The Nature Conservancy of Canada (NCC) has announced that Tom Lynch-Staunton is joining the organization as its new regional vice president.
“As someone who has both worked in and enjoys the outdoors, I have a strong passion for conservation and stewardship of our natural areas,” said Lynch-Staunton. “As a former rancher, there is a lot of pride in seeing a healthy and functioning ecosystem with abundant biodiversity as a result of the care of the land we provided. I hope to build upon the great work Bob has accomplished, and I am very excited to be once again working with a great team in conservation.”

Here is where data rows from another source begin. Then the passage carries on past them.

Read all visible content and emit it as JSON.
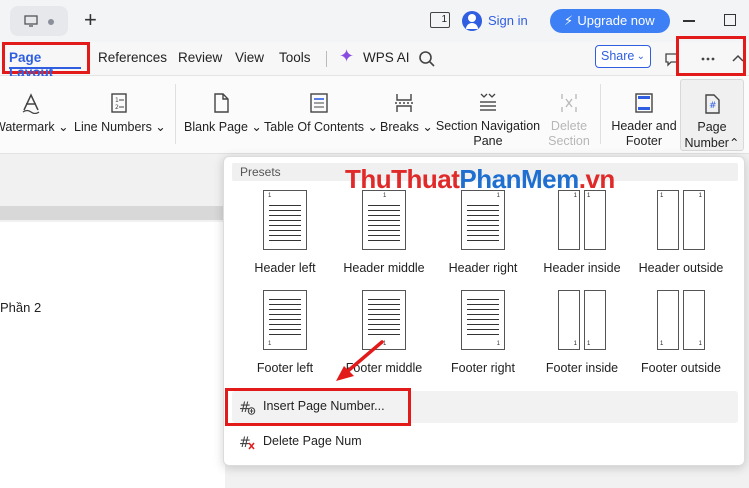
{
  "titlebar": {
    "tab_count": "1",
    "signin_label": "Sign in",
    "upgrade_label": "Upgrade now"
  },
  "menubar": {
    "active_tab": "Page Layout",
    "tabs": [
      "References",
      "Review",
      "View",
      "Tools"
    ],
    "wps_ai_label": "WPS AI",
    "share_label": "Share"
  },
  "ribbon": {
    "watermark": "Watermark",
    "line_numbers": "Line Numbers",
    "blank_page": "Blank Page",
    "toc": "Table Of Contents",
    "breaks": "Breaks",
    "section_nav_1": "Section Navigation",
    "section_nav_2": "Pane",
    "delete_section_1": "Delete",
    "delete_section_2": "Section",
    "header_footer_1": "Header and",
    "header_footer_2": "Footer",
    "page_number_1": "Page",
    "page_number_2": "Number"
  },
  "document": {
    "visible_text": "Phần 2"
  },
  "watermark": {
    "part1": "ThuThuat",
    "part2": "PhanMem",
    "part3": ".vn"
  },
  "dropdown": {
    "presets_label": "Presets",
    "presets": [
      {
        "label": "Header left"
      },
      {
        "label": "Header middle"
      },
      {
        "label": "Header right"
      },
      {
        "label": "Header inside"
      },
      {
        "label": "Header outside"
      },
      {
        "label": "Footer left"
      },
      {
        "label": "Footer middle"
      },
      {
        "label": "Footer right"
      },
      {
        "label": "Footer inside"
      },
      {
        "label": "Footer outside"
      }
    ],
    "insert_label": "Insert Page Number...",
    "delete_label": "Delete Page Num"
  },
  "colors": {
    "accent": "#2f5fe0",
    "highlight_box": "#e21a1a",
    "upgrade_button": "#3d7ff5"
  }
}
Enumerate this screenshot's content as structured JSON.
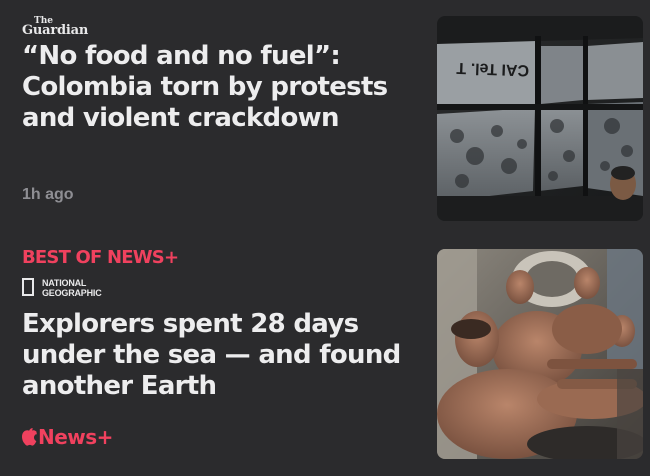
{
  "story1": {
    "publisher": {
      "line1": "The",
      "line2": "Guardian"
    },
    "headline": "“No food and no fuel”: Colombia torn by protests and violent crackdown",
    "timestamp": "1h ago",
    "image_sign_text": "CAI Tel. T"
  },
  "story2": {
    "label": "BEST OF NEWS+",
    "publisher": {
      "line1": "NATIONAL",
      "line2": "GEOGRAPHIC"
    },
    "headline": "Explorers spent 28 days under the sea — and found another Earth",
    "badge": "News+"
  },
  "colors": {
    "accent": "#f0415e",
    "background": "#2b2b2d",
    "text": "#ededee",
    "muted": "#8e8e93"
  },
  "icons": {
    "apple": "apple-icon",
    "natgeo": "natgeo-frame-icon"
  }
}
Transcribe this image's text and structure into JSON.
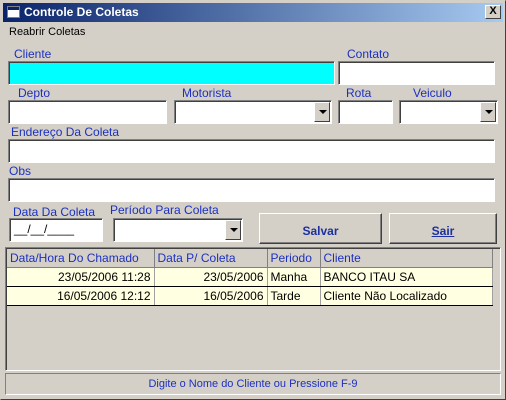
{
  "window": {
    "title": "Controle De Coletas",
    "close_label": "X"
  },
  "menu": {
    "reabrir": "Reabrir Coletas"
  },
  "labels": {
    "cliente": "Cliente",
    "contato": "Contato",
    "depto": "Depto",
    "motorista": "Motorista",
    "rota": "Rota",
    "veiculo": "Veiculo",
    "endereco": "Endereço Da Coleta",
    "obs": "Obs",
    "data_coleta": "Data Da Coleta",
    "periodo": "Período Para Coleta"
  },
  "fields": {
    "cliente": "",
    "contato": "",
    "depto": "",
    "motorista": "",
    "rota": "",
    "veiculo": "",
    "endereco": "",
    "obs": "",
    "data_coleta": "__/__/____",
    "periodo": ""
  },
  "buttons": {
    "salvar": "Salvar",
    "sair": "Sair"
  },
  "table": {
    "columns": [
      "Data/Hora Do Chamado",
      "Data P/ Coleta",
      "Periodo",
      "Cliente"
    ],
    "rows": [
      [
        "23/05/2006 11:28",
        "23/05/2006",
        "Manha",
        "BANCO ITAU SA"
      ],
      [
        "16/05/2006 12:12",
        "16/05/2006",
        "Tarde",
        "Cliente Não Localizado"
      ]
    ]
  },
  "status": "Digite o Nome do Cliente ou Pressione F-9",
  "colors": {
    "title_start": "#0a246a",
    "title_end": "#a6caf0",
    "label": "#1c30c0",
    "active_field": "#00ffff",
    "row_bg": "#ffffe1"
  }
}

Lynch-Staunton joins NCC after holding senior roles with the Canadian Cattlemen’s Association, and most recently, with Alberta Beef Producers and as head of government relations and policy. Lynch-Staunton has been a mentor in the Cattlemen’s Young Leaders program and has sat on various councils and advisory boards, including the Edmonton Food Council and the Canadian Roundtable for Sustainable Beef, where he chaired the National Beef Sustainability Assessment and Science Advisory Committees.
Beyond collaborating with Alberta’s ranching community and levels of government, Lynch-Staunton has a passion for the outdoors. He shares NCC’s concern about the loss of native grasslands, which are one of the world’s most endangered ecosystems. He relates to it on a personal level having co-managed a fourth-generation cattle operation in Alberta’s foothills.
Lynch-Staunton will help advance some high-profile projects in the province, such as the completion of the Jim Prentice Wildlife Corridor. This series of conservation lands will connect one of the last internationally significant wildlife corridors in the Crowsnest Pass. Another major initiative is the Keep the Beaver Hills Wild campaign, aimed at expanding and connecting protected spaces in Alberta’s Beaver Hills Biosphere Reserve.
Lynch-Staunton takes over the role from Bob Demulder, a major presence and advocate for nature conservation in Alberta, who is retiring on September 30, 2020.
“I am very proud of the significant conservation work the Nature Conservancy of Canada has been able to achieve over the past decade through collaborative partnerships and the hard work of NCC’s dedicated staff,” said Demulder. “Much work remains, and I am confident in my successor, Tom, to bring new ideas and energy to the important work that NCC undertakes.”
Bob Demulder led NCC’s work in Alberta for more than 13 years and oversaw many significant conservation projects. They include the more than 12,300-hectare (30,000-acre) Waldron Ranch, the largest conservation easement in Canadian history with a cooperative of 70 ranchers. Under his leadership, NCC also facilitated a partnership between the Tallcree Tribal Government, the governments of Alberta and Canada, and Syncrude Canada to help set aside 67,000-square-kilometres of conserved boreal forest that became Birch River Wildland Provincial Park.
“During his time as RVP for NCC Alberta, Bob Demulder’s humble and straight-forward approach to conservation brought together different perspectives and helped find creative solutions,” said Julia Palmer, board member of the Nature Conservancy of Canada in the Alberta Region. “He made everyone feel invested in helping protect Alberta’s natural grandeur and its unique landscapes.”
Another highlight was the campaign to save Bunchberry Meadows, a 260-hectare (640-acre) site just minutes from Edmonton. Bunchberry Meadows is NCC’s closest conservation area to a major urban centre in the province. With year-round access, it provides the public with an invaluable opportunity to connect with nature. This fundraising campaign saw the organization raise $13-million to protect this natural space, which is now owned in partnership with the Edmonton & Area Land Trust.
Demulder is proud to have worked with people and communities across Alberta to accomplish major conservation projects, large and small, local and international in scope, totaling 200,600-hectares (459,700-acres).